Retype each entry exactly.

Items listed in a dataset
════════════════

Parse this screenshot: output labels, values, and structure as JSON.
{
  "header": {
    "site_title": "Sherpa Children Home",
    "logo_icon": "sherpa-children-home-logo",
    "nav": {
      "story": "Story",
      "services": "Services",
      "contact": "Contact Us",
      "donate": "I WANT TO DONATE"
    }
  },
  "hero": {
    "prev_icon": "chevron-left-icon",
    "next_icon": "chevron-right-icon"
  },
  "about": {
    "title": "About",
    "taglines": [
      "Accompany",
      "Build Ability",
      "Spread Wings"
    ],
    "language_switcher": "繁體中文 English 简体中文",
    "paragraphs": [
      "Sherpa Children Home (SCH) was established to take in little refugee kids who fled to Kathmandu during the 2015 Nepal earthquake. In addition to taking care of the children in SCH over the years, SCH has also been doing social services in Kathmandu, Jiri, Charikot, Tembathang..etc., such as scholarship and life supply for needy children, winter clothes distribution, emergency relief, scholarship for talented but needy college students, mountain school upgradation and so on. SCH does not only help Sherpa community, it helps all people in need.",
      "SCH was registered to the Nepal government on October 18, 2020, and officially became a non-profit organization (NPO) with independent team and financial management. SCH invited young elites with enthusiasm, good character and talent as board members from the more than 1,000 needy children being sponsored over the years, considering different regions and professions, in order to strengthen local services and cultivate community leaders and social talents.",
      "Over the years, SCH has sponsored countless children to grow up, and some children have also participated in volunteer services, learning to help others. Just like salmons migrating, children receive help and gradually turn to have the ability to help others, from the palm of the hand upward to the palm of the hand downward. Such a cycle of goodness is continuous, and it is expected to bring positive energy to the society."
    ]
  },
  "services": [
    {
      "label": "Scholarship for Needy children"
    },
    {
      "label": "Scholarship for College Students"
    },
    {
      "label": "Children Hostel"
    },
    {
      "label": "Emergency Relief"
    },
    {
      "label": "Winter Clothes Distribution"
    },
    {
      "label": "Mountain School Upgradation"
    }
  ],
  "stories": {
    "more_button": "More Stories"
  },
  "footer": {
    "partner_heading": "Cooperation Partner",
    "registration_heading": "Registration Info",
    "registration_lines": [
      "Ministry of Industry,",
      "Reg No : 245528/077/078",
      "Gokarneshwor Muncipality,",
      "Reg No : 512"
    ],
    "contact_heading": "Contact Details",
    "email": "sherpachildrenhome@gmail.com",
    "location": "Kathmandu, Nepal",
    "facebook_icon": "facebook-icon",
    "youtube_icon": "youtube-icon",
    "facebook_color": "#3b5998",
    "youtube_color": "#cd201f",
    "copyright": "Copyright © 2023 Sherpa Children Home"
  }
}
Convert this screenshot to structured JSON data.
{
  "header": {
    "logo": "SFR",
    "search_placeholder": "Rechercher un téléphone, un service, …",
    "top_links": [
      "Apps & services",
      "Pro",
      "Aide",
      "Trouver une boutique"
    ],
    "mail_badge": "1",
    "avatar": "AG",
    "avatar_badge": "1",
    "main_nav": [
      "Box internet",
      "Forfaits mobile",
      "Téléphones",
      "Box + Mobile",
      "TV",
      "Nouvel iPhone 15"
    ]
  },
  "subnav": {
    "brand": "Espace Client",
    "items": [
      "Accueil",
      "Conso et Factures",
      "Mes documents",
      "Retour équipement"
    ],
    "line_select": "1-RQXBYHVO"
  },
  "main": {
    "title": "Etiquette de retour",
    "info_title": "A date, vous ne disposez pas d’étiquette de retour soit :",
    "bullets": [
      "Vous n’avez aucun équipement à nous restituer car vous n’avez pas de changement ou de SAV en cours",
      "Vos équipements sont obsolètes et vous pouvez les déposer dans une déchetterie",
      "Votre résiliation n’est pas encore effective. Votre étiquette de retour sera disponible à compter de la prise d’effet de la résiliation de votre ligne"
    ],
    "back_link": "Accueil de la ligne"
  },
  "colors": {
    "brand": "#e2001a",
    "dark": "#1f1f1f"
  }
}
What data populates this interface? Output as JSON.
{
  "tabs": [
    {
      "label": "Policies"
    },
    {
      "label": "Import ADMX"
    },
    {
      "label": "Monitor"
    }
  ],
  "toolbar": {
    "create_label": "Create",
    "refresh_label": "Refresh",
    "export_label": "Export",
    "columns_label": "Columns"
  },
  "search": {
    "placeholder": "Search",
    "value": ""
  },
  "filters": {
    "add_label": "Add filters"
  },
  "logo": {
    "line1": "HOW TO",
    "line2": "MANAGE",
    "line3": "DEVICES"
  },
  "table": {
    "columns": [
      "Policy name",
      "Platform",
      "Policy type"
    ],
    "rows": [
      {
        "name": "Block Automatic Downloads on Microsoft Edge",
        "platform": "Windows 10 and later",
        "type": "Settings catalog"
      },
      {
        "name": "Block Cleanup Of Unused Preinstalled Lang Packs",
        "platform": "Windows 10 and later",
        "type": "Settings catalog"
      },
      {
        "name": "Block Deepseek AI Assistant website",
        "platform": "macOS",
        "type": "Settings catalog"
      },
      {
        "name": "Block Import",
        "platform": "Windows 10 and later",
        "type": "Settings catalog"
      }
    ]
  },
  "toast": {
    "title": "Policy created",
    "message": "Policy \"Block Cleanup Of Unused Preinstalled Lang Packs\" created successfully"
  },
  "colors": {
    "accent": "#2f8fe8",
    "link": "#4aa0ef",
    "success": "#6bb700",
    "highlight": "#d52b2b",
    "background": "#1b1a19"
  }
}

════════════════

__RESPONSE BOX__
Parse this screenshot: output labels, values, and structure as JSON.
{
  "header": {
    "site_title": "Sherpa Children Home",
    "logo_icon": "sherpa-children-home-logo",
    "nav": {
      "story": "Story",
      "services": "Services",
      "contact": "Contact Us",
      "donate": "I WANT TO DONATE"
    }
  },
  "hero": {
    "prev_icon": "chevron-left-icon",
    "next_icon": "chevron-right-icon"
  },
  "about": {
    "title": "About",
    "taglines": [
      "Accompany",
      "Build Ability",
      "Spread Wings"
    ],
    "language_switcher": "繁體中文 English 简体中文",
    "paragraphs": [
      "Sherpa Children Home (SCH) was established to take in little refugee kids who fled to Kathmandu during the 2015 Nepal earthquake. In addition to taking care of the children in SCH over the years, SCH has also been doing social services in Kathmandu, Jiri, Charikot, Tembathang..etc., such as scholarship and life supply for needy children, winter clothes distribution, emergency relief, scholarship for talented but needy college students, mountain school upgradation and so on. SCH does not only help Sherpa community, it helps all people in need.",
      "SCH was registered to the Nepal government on October 18, 2020, and officially became a non-profit organization (NPO) with independent team and financial management. SCH invited young elites with enthusiasm, good character and talent as board members from the more than 1,000 needy children being sponsored over the years, considering different regions and professions, in order to strengthen local services and cultivate community leaders and social talents.",
      "Over the years, SCH has sponsored countless children to grow up, and some children have also participated in volunteer services, learning to help others. Just like salmons migrating, children receive help and gradually turn to have the ability to help others, from the palm of the hand upward to the palm of the hand downward. Such a cycle of goodness is continuous, and it is expected to bring positive energy to the society."
    ]
  },
  "services": [
    {
      "label": "Scholarship for Needy children"
    },
    {
      "label": "Scholarship for College Students"
    },
    {
      "label": "Children Hostel"
    },
    {
      "label": "Emergency Relief"
    },
    {
      "label": "Winter Clothes Distribution"
    },
    {
      "label": "Mountain School Upgradation"
    }
  ],
  "stories": {
    "more_button": "More Stories"
  },
  "footer": {
    "partner_heading": "Cooperation Partner",
    "registration_heading": "Registration Info",
    "registration_lines": [
      "Ministry of Industry,",
      "Reg No : 245528/077/078",
      "Gokarneshwor Muncipality,",
      "Reg No : 512"
    ],
    "contact_heading": "Contact Details",
    "email": "sherpachildrenhome@gmail.com",
    "location": "Kathmandu, Nepal",
    "facebook_icon": "facebook-icon",
    "youtube_icon": "youtube-icon",
    "facebook_color": "#3b5998",
    "youtube_color": "#cd201f",
    "copyright": "Copyright © 2023 Sherpa Children Home"
  }
}
Convert this screenshot to structured JSON data.
{
  "header": {
    "logo": "SFR",
    "search_placeholder": "Rechercher un téléphone, un service, …",
    "top_links": [
      "Apps & services",
      "Pro",
      "Aide",
      "Trouver une boutique"
    ],
    "mail_badge": "1",
    "avatar": "AG",
    "avatar_badge": "1",
    "main_nav": [
      "Box internet",
      "Forfaits mobile",
      "Téléphones",
      "Box + Mobile",
      "TV",
      "Nouvel iPhone 15"
    ]
  },
  "subnav": {
    "brand": "Espace Client",
    "items": [
      "Accueil",
      "Conso et Factures",
      "Mes documents",
      "Retour équipement"
    ],
    "line_select": "1-RQXBYHVO"
  },
  "main": {
    "title": "Etiquette de retour",
    "info_title": "A date, vous ne disposez pas d’étiquette de retour soit :",
    "bullets": [
      "Vous n’avez aucun équipement à nous restituer car vous n’avez pas de changement ou de SAV en cours",
      "Vos équipements sont obsolètes et vous pouvez les déposer dans une déchetterie",
      "Votre résiliation n’est pas encore effective. Votre étiquette de retour sera disponible à compter de la prise d’effet de la résiliation de votre ligne"
    ],
    "back_link": "Accueil de la ligne"
  },
  "colors": {
    "brand": "#e2001a",
    "dark": "#1f1f1f"
  }
}
What data populates this interface? Output as JSON.
{
  "tabs": [
    {
      "label": "Policies"
    },
    {
      "label": "Import ADMX"
    },
    {
      "label": "Monitor"
    }
  ],
  "toolbar": {
    "create_label": "Create",
    "refresh_label": "Refresh",
    "export_label": "Export",
    "columns_label": "Columns"
  },
  "search": {
    "placeholder": "Search",
    "value": ""
  },
  "filters": {
    "add_label": "Add filters"
  },
  "logo": {
    "line1": "HOW TO",
    "line2": "MANAGE",
    "line3": "DEVICES"
  },
  "table": {
    "columns": [
      "Policy name",
      "Platform",
      "Policy type"
    ],
    "rows": [
      {
        "name": "Block Automatic Downloads on Microsoft Edge",
        "platform": "Windows 10 and later",
        "type": "Settings catalog"
      },
      {
        "name": "Block Cleanup Of Unused Preinstalled Lang Packs",
        "platform": "Windows 10 and later",
        "type": "Settings catalog"
      },
      {
        "name": "Block Deepseek AI Assistant website",
        "platform": "macOS",
        "type": "Settings catalog"
      },
      {
        "name": "Block Import",
        "platform": "Windows 10 and later",
        "type": "Settings catalog"
      }
    ]
  },
  "toast": {
    "title": "Policy created",
    "message": "Policy \"Block Cleanup Of Unused Preinstalled Lang Packs\" created successfully"
  },
  "colors": {
    "accent": "#2f8fe8",
    "link": "#4aa0ef",
    "success": "#6bb700",
    "highlight": "#d52b2b",
    "background": "#1b1a19"
  }
}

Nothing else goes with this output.